> [Assignment] Return the records below exactly, leaving nothing out.

[Component data from apps and pages]
────────

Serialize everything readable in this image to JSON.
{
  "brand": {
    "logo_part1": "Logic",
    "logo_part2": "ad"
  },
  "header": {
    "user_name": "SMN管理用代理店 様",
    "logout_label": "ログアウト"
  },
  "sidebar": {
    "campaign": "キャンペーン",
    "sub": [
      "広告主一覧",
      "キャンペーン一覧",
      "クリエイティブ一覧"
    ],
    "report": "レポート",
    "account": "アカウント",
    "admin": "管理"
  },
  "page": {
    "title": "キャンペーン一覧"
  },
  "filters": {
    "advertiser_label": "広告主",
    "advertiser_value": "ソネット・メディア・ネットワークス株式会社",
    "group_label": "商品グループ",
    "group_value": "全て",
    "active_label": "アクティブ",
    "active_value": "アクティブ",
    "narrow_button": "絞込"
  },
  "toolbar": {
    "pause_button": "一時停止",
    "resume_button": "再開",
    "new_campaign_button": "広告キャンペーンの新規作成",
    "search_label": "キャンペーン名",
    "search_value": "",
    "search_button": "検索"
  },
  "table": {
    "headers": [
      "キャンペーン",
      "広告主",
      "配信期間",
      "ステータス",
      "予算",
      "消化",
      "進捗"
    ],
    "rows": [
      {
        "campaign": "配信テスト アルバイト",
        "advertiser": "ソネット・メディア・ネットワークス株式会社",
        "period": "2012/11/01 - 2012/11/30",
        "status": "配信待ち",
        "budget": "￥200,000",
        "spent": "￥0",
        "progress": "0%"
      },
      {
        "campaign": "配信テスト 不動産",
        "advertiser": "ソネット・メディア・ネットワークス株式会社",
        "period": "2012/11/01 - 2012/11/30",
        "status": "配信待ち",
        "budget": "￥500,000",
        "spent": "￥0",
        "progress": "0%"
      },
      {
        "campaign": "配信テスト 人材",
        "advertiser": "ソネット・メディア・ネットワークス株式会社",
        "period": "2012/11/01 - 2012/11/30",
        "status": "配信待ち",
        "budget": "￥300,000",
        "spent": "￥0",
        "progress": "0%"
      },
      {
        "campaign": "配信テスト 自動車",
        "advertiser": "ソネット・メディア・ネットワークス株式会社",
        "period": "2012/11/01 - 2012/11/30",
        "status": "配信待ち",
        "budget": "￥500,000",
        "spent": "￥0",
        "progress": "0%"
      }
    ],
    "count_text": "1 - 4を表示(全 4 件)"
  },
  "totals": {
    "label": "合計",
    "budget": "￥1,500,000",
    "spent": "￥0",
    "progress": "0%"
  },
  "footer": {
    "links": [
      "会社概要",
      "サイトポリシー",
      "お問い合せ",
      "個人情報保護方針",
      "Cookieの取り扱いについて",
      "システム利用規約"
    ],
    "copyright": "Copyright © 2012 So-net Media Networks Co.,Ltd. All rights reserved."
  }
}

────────

> [Reply]
Serialize everything readable in this image to JSON.
{
  "brand": {
    "logo_part1": "Logic",
    "logo_part2": "ad"
  },
  "header": {
    "user_name": "SMN管理用代理店 様",
    "logout_label": "ログアウト"
  },
  "sidebar": {
    "campaign": "キャンペーン",
    "sub": [
      "広告主一覧",
      "キャンペーン一覧",
      "クリエイティブ一覧"
    ],
    "report": "レポート",
    "account": "アカウント",
    "admin": "管理"
  },
  "page": {
    "title": "キャンペーン一覧"
  },
  "filters": {
    "advertiser_label": "広告主",
    "advertiser_value": "ソネット・メディア・ネットワークス株式会社",
    "group_label": "商品グループ",
    "group_value": "全て",
    "active_label": "アクティブ",
    "active_value": "アクティブ",
    "narrow_button": "絞込"
  },
  "toolbar": {
    "pause_button": "一時停止",
    "resume_button": "再開",
    "new_campaign_button": "広告キャンペーンの新規作成",
    "search_label": "キャンペーン名",
    "search_value": "",
    "search_button": "検索"
  },
  "table": {
    "headers": [
      "キャンペーン",
      "広告主",
      "配信期間",
      "ステータス",
      "予算",
      "消化",
      "進捗"
    ],
    "rows": [
      {
        "campaign": "配信テスト アルバイト",
        "advertiser": "ソネット・メディア・ネットワークス株式会社",
        "period": "2012/11/01 - 2012/11/30",
        "status": "配信待ち",
        "budget": "￥200,000",
        "spent": "￥0",
        "progress": "0%"
      },
      {
        "campaign": "配信テスト 不動産",
        "advertiser": "ソネット・メディア・ネットワークス株式会社",
        "period": "2012/11/01 - 2012/11/30",
        "status": "配信待ち",
        "budget": "￥500,000",
        "spent": "￥0",
        "progress": "0%"
      },
      {
        "campaign": "配信テスト 人材",
        "advertiser": "ソネット・メディア・ネットワークス株式会社",
        "period": "2012/11/01 - 2012/11/30",
        "status": "配信待ち",
        "budget": "￥300,000",
        "spent": "￥0",
        "progress": "0%"
      },
      {
        "campaign": "配信テスト 自動車",
        "advertiser": "ソネット・メディア・ネットワークス株式会社",
        "period": "2012/11/01 - 2012/11/30",
        "status": "配信待ち",
        "budget": "￥500,000",
        "spent": "￥0",
        "progress": "0%"
      }
    ],
    "count_text": "1 - 4を表示(全 4 件)"
  },
  "totals": {
    "label": "合計",
    "budget": "￥1,500,000",
    "spent": "￥0",
    "progress": "0%"
  },
  "footer": {
    "links": [
      "会社概要",
      "サイトポリシー",
      "お問い合せ",
      "個人情報保護方針",
      "Cookieの取り扱いについて",
      "システム利用規約"
    ],
    "copyright": "Copyright © 2012 So-net Media Networks Co.,Ltd. All rights reserved."
  }
}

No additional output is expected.